Records to process -
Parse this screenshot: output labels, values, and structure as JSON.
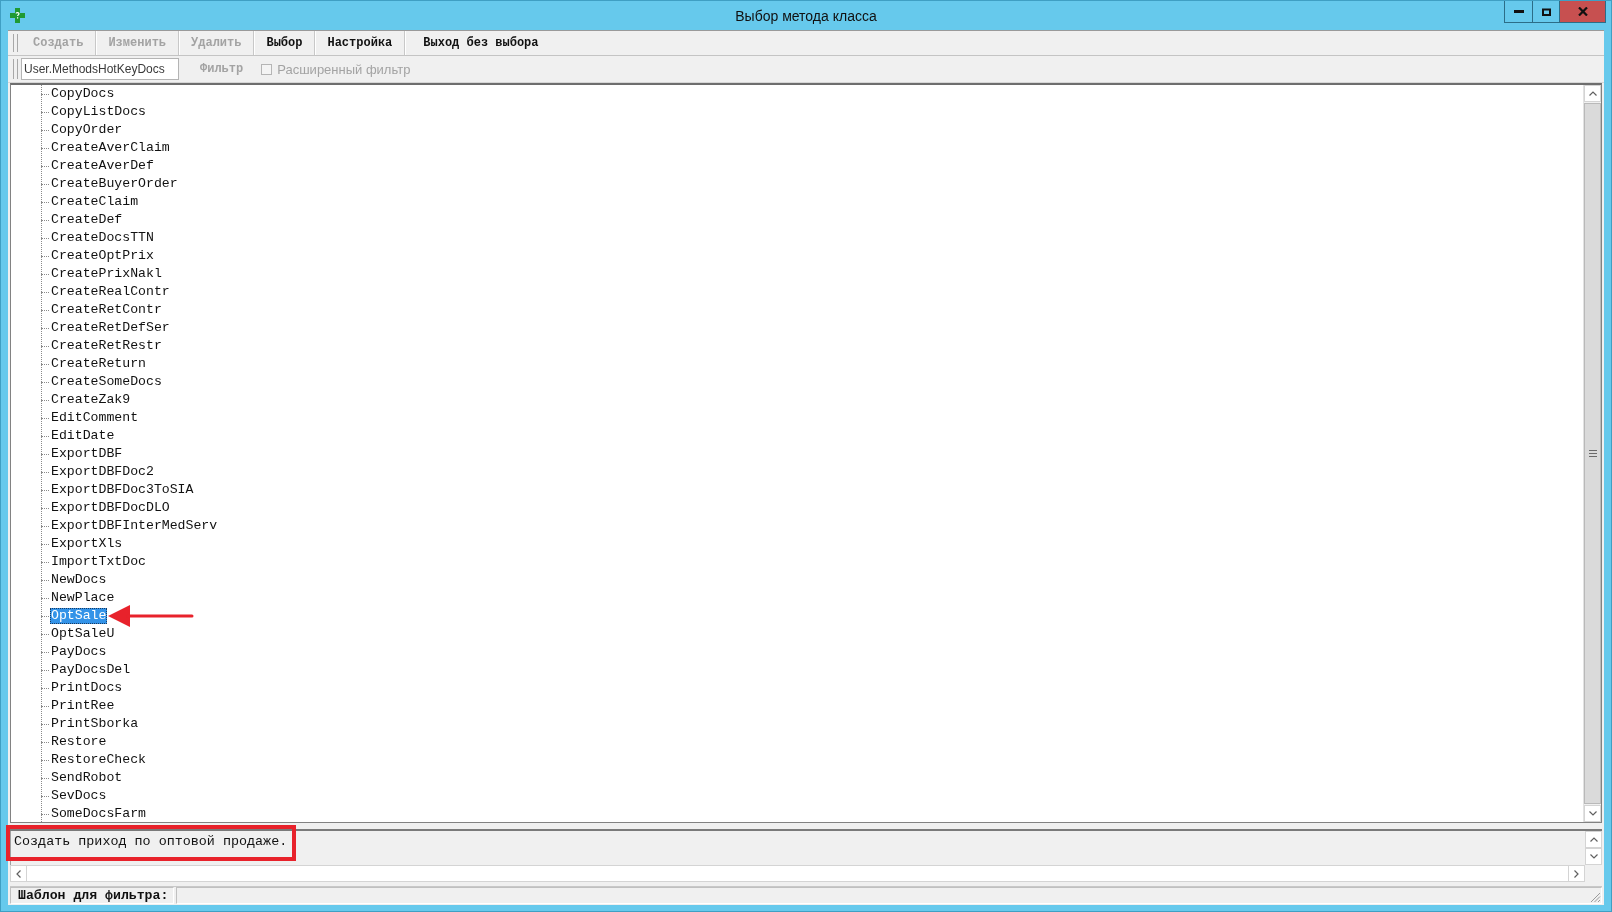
{
  "window": {
    "title": "Выбор метода класса"
  },
  "toolbar": {
    "buttons": [
      {
        "label": "Создать",
        "disabled": true
      },
      {
        "label": "Изменить",
        "disabled": true
      },
      {
        "label": "Удалить",
        "disabled": true
      },
      {
        "label": "Выбор",
        "disabled": false
      },
      {
        "label": "Настройка",
        "disabled": false
      },
      {
        "label": "Выход без выбора",
        "disabled": false
      }
    ]
  },
  "filter_bar": {
    "class_field": {
      "value": "User.MethodsHotKeyDocs"
    },
    "filter_button": {
      "label": "Фильтр",
      "disabled": true
    },
    "extended_filter": {
      "label": "Расширенный фильтр",
      "checked": false,
      "disabled": true
    }
  },
  "tree": {
    "items": [
      {
        "label": "CopyDocs",
        "selected": false
      },
      {
        "label": "CopyListDocs",
        "selected": false
      },
      {
        "label": "CopyOrder",
        "selected": false
      },
      {
        "label": "CreateAverClaim",
        "selected": false
      },
      {
        "label": "CreateAverDef",
        "selected": false
      },
      {
        "label": "CreateBuyerOrder",
        "selected": false
      },
      {
        "label": "CreateClaim",
        "selected": false
      },
      {
        "label": "CreateDef",
        "selected": false
      },
      {
        "label": "CreateDocsTTN",
        "selected": false
      },
      {
        "label": "CreateOptPrix",
        "selected": false
      },
      {
        "label": "CreatePrixNakl",
        "selected": false
      },
      {
        "label": "CreateRealContr",
        "selected": false
      },
      {
        "label": "CreateRetContr",
        "selected": false
      },
      {
        "label": "CreateRetDefSer",
        "selected": false
      },
      {
        "label": "CreateRetRestr",
        "selected": false
      },
      {
        "label": "CreateReturn",
        "selected": false
      },
      {
        "label": "CreateSomeDocs",
        "selected": false
      },
      {
        "label": "CreateZak9",
        "selected": false
      },
      {
        "label": "EditComment",
        "selected": false
      },
      {
        "label": "EditDate",
        "selected": false
      },
      {
        "label": "ExportDBF",
        "selected": false
      },
      {
        "label": "ExportDBFDoc2",
        "selected": false
      },
      {
        "label": "ExportDBFDoc3ToSIA",
        "selected": false
      },
      {
        "label": "ExportDBFDocDLO",
        "selected": false
      },
      {
        "label": "ExportDBFInterMedServ",
        "selected": false
      },
      {
        "label": "ExportXls",
        "selected": false
      },
      {
        "label": "ImportTxtDoc",
        "selected": false
      },
      {
        "label": "NewDocs",
        "selected": false
      },
      {
        "label": "NewPlace",
        "selected": false
      },
      {
        "label": "OptSale",
        "selected": true
      },
      {
        "label": "OptSaleU",
        "selected": false
      },
      {
        "label": "PayDocs",
        "selected": false
      },
      {
        "label": "PayDocsDel",
        "selected": false
      },
      {
        "label": "PrintDocs",
        "selected": false
      },
      {
        "label": "PrintRee",
        "selected": false
      },
      {
        "label": "PrintSborka",
        "selected": false
      },
      {
        "label": "Restore",
        "selected": false
      },
      {
        "label": "RestoreCheck",
        "selected": false
      },
      {
        "label": "SendRobot",
        "selected": false
      },
      {
        "label": "SevDocs",
        "selected": false
      },
      {
        "label": "SomeDocsFarm",
        "selected": false
      }
    ]
  },
  "description": {
    "text": "Создать приход по оптовой продаже."
  },
  "status_bar": {
    "label": "Шаблон для фильтра:"
  }
}
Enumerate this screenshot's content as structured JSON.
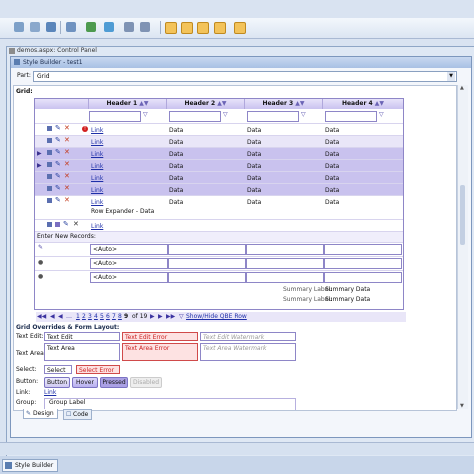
{
  "control_panel": {
    "title": "demos.aspx: Control Panel"
  },
  "style_builder": {
    "title": "Style Builder - test1"
  },
  "part": {
    "label": "Part:",
    "value": "Grid"
  },
  "grid": {
    "section_label": "Grid:",
    "headers": [
      "Header 1",
      "Header 2",
      "Header 3",
      "Header 4"
    ],
    "rows": [
      {
        "link": "Link",
        "c2": "Data",
        "c3": "Data",
        "c4": "Data"
      },
      {
        "link": "Link",
        "c2": "Data",
        "c3": "Data",
        "c4": "Data"
      },
      {
        "link": "Link",
        "c2": "Data",
        "c3": "Data",
        "c4": "Data"
      },
      {
        "link": "Link",
        "c2": "Data",
        "c3": "Data",
        "c4": "Data"
      },
      {
        "link": "Link",
        "c2": "Data",
        "c3": "Data",
        "c4": "Data"
      },
      {
        "link": "Link",
        "c2": "Data",
        "c3": "Data",
        "c4": "Data"
      },
      {
        "link": "Link",
        "c2": "Data",
        "c3": "Data",
        "c4": "Data"
      }
    ],
    "expander": "Row Expander - Data",
    "last_link": "Link",
    "enter_new": "Enter New Records:",
    "auto": "<Auto>",
    "summary_label": "Summary Label:",
    "summary_data": "Summary Data",
    "pager_pages": [
      "1",
      "2",
      "3",
      "4",
      "5",
      "6",
      "7",
      "8",
      "9"
    ],
    "pager_info": "of 19",
    "pager_current": "9",
    "show_hide": "Show/Hide QBE Row"
  },
  "overrides": {
    "title": "Grid Overrides & Form Layout:",
    "text_edit_label": "Text Edit:",
    "text_edit": "Text Edit",
    "text_edit_error": "Text Edit Error",
    "text_edit_watermark": "Text Edit Watermark",
    "text_area_label": "Text Area:",
    "text_area": "Text Area",
    "text_area_error": "Text Area Error",
    "text_area_watermark": "Text Area Watermark",
    "select_label": "Select:",
    "select": "Select",
    "select_error": "Select Error",
    "button_label": "Button:",
    "btn_button": "Button",
    "btn_hover": "Hover",
    "btn_pressed": "Pressed",
    "btn_disabled": "Disabled",
    "link_label": "Link:",
    "link": "Link",
    "group_label": "Group:",
    "group_label_text": "Group Label"
  },
  "tabs": {
    "design": "Design",
    "code": "Code"
  },
  "bottom_tab": "Style Builder",
  "colors": {
    "accent": "#8e86c7",
    "selected_row": "#c9c2ee",
    "error": "#d04a4a",
    "link": "#1e2fa8"
  }
}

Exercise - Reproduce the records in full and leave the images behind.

Solution to this problem -
Parse this screenshot: output labels, values, and structure as JSON.
{
  "window": {
    "title": "Выбор метода класса"
  },
  "toolbar": {
    "buttons": [
      {
        "label": "Создать",
        "disabled": true
      },
      {
        "label": "Изменить",
        "disabled": true
      },
      {
        "label": "Удалить",
        "disabled": true
      },
      {
        "label": "Выбор",
        "disabled": false
      },
      {
        "label": "Настройка",
        "disabled": false
      },
      {
        "label": "Выход без выбора",
        "disabled": false
      }
    ]
  },
  "filter_bar": {
    "class_field": {
      "value": "User.MethodsHotKeyDocs"
    },
    "filter_button": {
      "label": "Фильтр",
      "disabled": true
    },
    "extended_filter": {
      "label": "Расширенный фильтр",
      "checked": false,
      "disabled": true
    }
  },
  "tree": {
    "items": [
      {
        "label": "CopyDocs",
        "selected": false
      },
      {
        "label": "CopyListDocs",
        "selected": false
      },
      {
        "label": "CopyOrder",
        "selected": false
      },
      {
        "label": "CreateAverClaim",
        "selected": false
      },
      {
        "label": "CreateAverDef",
        "selected": false
      },
      {
        "label": "CreateBuyerOrder",
        "selected": false
      },
      {
        "label": "CreateClaim",
        "selected": false
      },
      {
        "label": "CreateDef",
        "selected": false
      },
      {
        "label": "CreateDocsTTN",
        "selected": false
      },
      {
        "label": "CreateOptPrix",
        "selected": false
      },
      {
        "label": "CreatePrixNakl",
        "selected": false
      },
      {
        "label": "CreateRealContr",
        "selected": false
      },
      {
        "label": "CreateRetContr",
        "selected": false
      },
      {
        "label": "CreateRetDefSer",
        "selected": false
      },
      {
        "label": "CreateRetRestr",
        "selected": false
      },
      {
        "label": "CreateReturn",
        "selected": false
      },
      {
        "label": "CreateSomeDocs",
        "selected": false
      },
      {
        "label": "CreateZak9",
        "selected": false
      },
      {
        "label": "EditComment",
        "selected": false
      },
      {
        "label": "EditDate",
        "selected": false
      },
      {
        "label": "ExportDBF",
        "selected": false
      },
      {
        "label": "ExportDBFDoc2",
        "selected": false
      },
      {
        "label": "ExportDBFDoc3ToSIA",
        "selected": false
      },
      {
        "label": "ExportDBFDocDLO",
        "selected": false
      },
      {
        "label": "ExportDBFInterMedServ",
        "selected": false
      },
      {
        "label": "ExportXls",
        "selected": false
      },
      {
        "label": "ImportTxtDoc",
        "selected": false
      },
      {
        "label": "NewDocs",
        "selected": false
      },
      {
        "label": "NewPlace",
        "selected": false
      },
      {
        "label": "OptSale",
        "selected": true
      },
      {
        "label": "OptSaleU",
        "selected": false
      },
      {
        "label": "PayDocs",
        "selected": false
      },
      {
        "label": "PayDocsDel",
        "selected": false
      },
      {
        "label": "PrintDocs",
        "selected": false
      },
      {
        "label": "PrintRee",
        "selected": false
      },
      {
        "label": "PrintSborka",
        "selected": false
      },
      {
        "label": "Restore",
        "selected": false
      },
      {
        "label": "RestoreCheck",
        "selected": false
      },
      {
        "label": "SendRobot",
        "selected": false
      },
      {
        "label": "SevDocs",
        "selected": false
      },
      {
        "label": "SomeDocsFarm",
        "selected": false
      }
    ]
  },
  "description": {
    "text": "Создать приход по оптовой продаже."
  },
  "status_bar": {
    "label": "Шаблон для фильтра:"
  }
}
Enumerate this screenshot's content as structured JSON.
{
  "control_panel": {
    "title": "demos.aspx: Control Panel"
  },
  "style_builder": {
    "title": "Style Builder - test1"
  },
  "part": {
    "label": "Part:",
    "value": "Grid"
  },
  "grid": {
    "section_label": "Grid:",
    "headers": [
      "Header 1",
      "Header 2",
      "Header 3",
      "Header 4"
    ],
    "rows": [
      {
        "link": "Link",
        "c2": "Data",
        "c3": "Data",
        "c4": "Data"
      },
      {
        "link": "Link",
        "c2": "Data",
        "c3": "Data",
        "c4": "Data"
      },
      {
        "link": "Link",
        "c2": "Data",
        "c3": "Data",
        "c4": "Data"
      },
      {
        "link": "Link",
        "c2": "Data",
        "c3": "Data",
        "c4": "Data"
      },
      {
        "link": "Link",
        "c2": "Data",
        "c3": "Data",
        "c4": "Data"
      },
      {
        "link": "Link",
        "c2": "Data",
        "c3": "Data",
        "c4": "Data"
      },
      {
        "link": "Link",
        "c2": "Data",
        "c3": "Data",
        "c4": "Data"
      }
    ],
    "expander": "Row Expander - Data",
    "last_link": "Link",
    "enter_new": "Enter New Records:",
    "auto": "<Auto>",
    "summary_label": "Summary Label:",
    "summary_data": "Summary Data",
    "pager_pages": [
      "1",
      "2",
      "3",
      "4",
      "5",
      "6",
      "7",
      "8",
      "9"
    ],
    "pager_info": "of 19",
    "pager_current": "9",
    "show_hide": "Show/Hide QBE Row"
  },
  "overrides": {
    "title": "Grid Overrides & Form Layout:",
    "text_edit_label": "Text Edit:",
    "text_edit": "Text Edit",
    "text_edit_error": "Text Edit Error",
    "text_edit_watermark": "Text Edit Watermark",
    "text_area_label": "Text Area:",
    "text_area": "Text Area",
    "text_area_error": "Text Area Error",
    "text_area_watermark": "Text Area Watermark",
    "select_label": "Select:",
    "select": "Select",
    "select_error": "Select Error",
    "button_label": "Button:",
    "btn_button": "Button",
    "btn_hover": "Hover",
    "btn_pressed": "Pressed",
    "btn_disabled": "Disabled",
    "link_label": "Link:",
    "link": "Link",
    "group_label": "Group:",
    "group_label_text": "Group Label"
  },
  "tabs": {
    "design": "Design",
    "code": "Code"
  },
  "bottom_tab": "Style Builder",
  "colors": {
    "accent": "#8e86c7",
    "selected_row": "#c9c2ee",
    "error": "#d04a4a",
    "link": "#1e2fa8"
  }
}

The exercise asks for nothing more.